I bought this book at a convention the author was at after I saw him speak about YA writing and how, for a long time, YA was opposed to certain thought-provoking darkness. Oppegaard’s characters certainly have that. In Firebug of Balrog County Mack has an edgy, testosterone fueled angst. Pent up anger from losing his mother and pyromaniacal tendencies color Mack as damaged goods.
If I know anything about teenagers (I am a full time youth worker and it’s literally what I all do every day) Mack is a real character… I feel like I know him… maybe I was him. Like most kids, I wanted to either call the cops on him or give him a hug and tell him everything would be fine. Sometimes both at once.
I agree with the recommendation from School Library Journal that this is a YA book for the older end of the spectrum with references to sex and drinking. As a youth worker and someone who remembers my own teenage years, the references are gritty and real. Oppegaard captures the visceral, turbulent life of a damaged high school kid (that’s pretty much all of them) in rural USA.
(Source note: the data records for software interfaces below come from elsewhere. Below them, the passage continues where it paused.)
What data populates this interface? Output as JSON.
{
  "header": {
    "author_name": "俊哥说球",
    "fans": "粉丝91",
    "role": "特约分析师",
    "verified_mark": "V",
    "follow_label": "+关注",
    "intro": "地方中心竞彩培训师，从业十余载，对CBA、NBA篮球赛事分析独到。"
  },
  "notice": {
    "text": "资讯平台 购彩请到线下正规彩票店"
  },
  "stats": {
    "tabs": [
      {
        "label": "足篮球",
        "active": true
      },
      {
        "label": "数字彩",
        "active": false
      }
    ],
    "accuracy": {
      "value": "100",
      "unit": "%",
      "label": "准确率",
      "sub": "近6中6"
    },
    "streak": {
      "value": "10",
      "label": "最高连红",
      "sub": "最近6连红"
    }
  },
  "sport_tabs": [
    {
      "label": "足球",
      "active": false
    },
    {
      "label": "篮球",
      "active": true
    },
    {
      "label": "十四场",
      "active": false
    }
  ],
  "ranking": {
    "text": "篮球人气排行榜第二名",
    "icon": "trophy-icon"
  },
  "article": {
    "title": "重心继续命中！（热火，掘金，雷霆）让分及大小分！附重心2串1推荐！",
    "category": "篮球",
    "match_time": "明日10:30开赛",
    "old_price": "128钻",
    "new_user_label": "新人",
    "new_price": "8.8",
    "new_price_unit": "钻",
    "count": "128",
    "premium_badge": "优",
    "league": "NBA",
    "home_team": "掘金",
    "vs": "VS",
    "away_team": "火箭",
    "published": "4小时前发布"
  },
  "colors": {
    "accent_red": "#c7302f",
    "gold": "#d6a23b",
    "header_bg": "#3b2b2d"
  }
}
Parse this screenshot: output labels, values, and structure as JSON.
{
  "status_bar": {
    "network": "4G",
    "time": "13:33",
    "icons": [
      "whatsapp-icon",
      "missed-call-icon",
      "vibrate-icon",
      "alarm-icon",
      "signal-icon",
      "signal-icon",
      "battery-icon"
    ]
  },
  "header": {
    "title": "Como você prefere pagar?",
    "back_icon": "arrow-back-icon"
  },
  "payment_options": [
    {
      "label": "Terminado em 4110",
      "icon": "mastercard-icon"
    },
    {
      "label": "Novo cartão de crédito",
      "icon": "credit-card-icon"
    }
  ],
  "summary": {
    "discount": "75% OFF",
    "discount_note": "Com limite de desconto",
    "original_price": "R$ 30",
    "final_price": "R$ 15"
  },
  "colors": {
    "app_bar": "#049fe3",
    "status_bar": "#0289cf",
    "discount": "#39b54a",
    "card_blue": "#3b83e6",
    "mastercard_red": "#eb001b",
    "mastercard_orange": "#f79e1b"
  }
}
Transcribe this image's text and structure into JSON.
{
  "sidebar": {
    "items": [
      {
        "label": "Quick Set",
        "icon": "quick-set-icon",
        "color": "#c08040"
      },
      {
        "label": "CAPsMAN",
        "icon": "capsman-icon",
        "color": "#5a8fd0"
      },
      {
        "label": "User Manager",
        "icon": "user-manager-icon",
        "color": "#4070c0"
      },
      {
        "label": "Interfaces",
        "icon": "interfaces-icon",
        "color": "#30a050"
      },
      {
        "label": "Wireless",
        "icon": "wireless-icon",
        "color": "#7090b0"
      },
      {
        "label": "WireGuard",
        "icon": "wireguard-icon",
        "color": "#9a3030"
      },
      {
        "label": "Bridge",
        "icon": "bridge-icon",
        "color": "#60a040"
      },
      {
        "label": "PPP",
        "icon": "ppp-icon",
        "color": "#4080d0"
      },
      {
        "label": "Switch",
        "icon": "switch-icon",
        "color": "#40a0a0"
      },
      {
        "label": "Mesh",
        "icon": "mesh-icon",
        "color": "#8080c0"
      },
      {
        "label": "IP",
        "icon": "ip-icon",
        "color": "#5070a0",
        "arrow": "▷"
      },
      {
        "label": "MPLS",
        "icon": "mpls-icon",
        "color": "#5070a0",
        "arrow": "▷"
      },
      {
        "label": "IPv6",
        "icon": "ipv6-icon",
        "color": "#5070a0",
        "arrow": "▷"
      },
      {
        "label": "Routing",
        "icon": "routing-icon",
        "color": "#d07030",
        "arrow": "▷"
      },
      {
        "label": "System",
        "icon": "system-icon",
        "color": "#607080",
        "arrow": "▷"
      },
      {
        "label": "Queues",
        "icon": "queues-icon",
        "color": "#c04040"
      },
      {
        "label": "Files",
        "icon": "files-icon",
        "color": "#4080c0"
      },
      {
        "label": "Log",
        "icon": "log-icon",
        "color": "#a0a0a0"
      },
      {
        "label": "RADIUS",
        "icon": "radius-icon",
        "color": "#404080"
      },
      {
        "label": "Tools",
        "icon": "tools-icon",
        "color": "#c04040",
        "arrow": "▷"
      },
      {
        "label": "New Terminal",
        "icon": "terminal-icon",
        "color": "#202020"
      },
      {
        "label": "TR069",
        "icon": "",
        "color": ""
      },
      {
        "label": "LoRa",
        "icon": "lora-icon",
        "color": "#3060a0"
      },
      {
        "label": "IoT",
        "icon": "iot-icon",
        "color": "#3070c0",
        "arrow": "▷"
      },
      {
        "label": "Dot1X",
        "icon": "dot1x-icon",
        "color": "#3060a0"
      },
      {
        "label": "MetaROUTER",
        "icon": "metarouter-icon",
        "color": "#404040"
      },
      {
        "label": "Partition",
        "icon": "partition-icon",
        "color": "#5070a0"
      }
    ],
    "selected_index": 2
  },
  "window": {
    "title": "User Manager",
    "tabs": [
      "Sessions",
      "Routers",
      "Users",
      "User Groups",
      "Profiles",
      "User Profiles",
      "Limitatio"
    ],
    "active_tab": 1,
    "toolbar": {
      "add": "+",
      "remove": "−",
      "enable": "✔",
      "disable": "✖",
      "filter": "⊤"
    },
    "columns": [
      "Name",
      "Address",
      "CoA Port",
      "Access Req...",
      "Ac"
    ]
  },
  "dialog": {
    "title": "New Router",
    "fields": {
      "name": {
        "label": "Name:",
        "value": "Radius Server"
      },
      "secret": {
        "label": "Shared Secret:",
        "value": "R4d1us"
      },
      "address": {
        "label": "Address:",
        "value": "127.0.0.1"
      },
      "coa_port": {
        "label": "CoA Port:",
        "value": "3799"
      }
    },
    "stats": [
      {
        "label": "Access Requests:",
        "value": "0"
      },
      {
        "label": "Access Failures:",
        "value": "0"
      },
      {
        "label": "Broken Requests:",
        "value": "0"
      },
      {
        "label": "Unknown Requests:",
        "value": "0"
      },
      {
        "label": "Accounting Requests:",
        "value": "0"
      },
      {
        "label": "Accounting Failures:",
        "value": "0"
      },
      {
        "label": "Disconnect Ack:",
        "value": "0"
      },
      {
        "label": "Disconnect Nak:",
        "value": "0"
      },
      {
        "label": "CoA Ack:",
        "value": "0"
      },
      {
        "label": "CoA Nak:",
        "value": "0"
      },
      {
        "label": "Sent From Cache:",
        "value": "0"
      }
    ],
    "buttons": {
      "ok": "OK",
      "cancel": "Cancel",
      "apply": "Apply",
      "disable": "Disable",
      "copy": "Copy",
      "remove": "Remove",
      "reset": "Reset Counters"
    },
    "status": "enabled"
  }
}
The book makes you feel. I begrudgingly connected with Mack—as an adult I could see the foolishness and idiot things in his life and wanted to shake some sense into him (Mack’s sister, too) but couldn’t as the reader. It reminded me of what it was like to be a teenager struggling with the great injustices of the world and thinking, “I’d be happier if this whole place just burned.”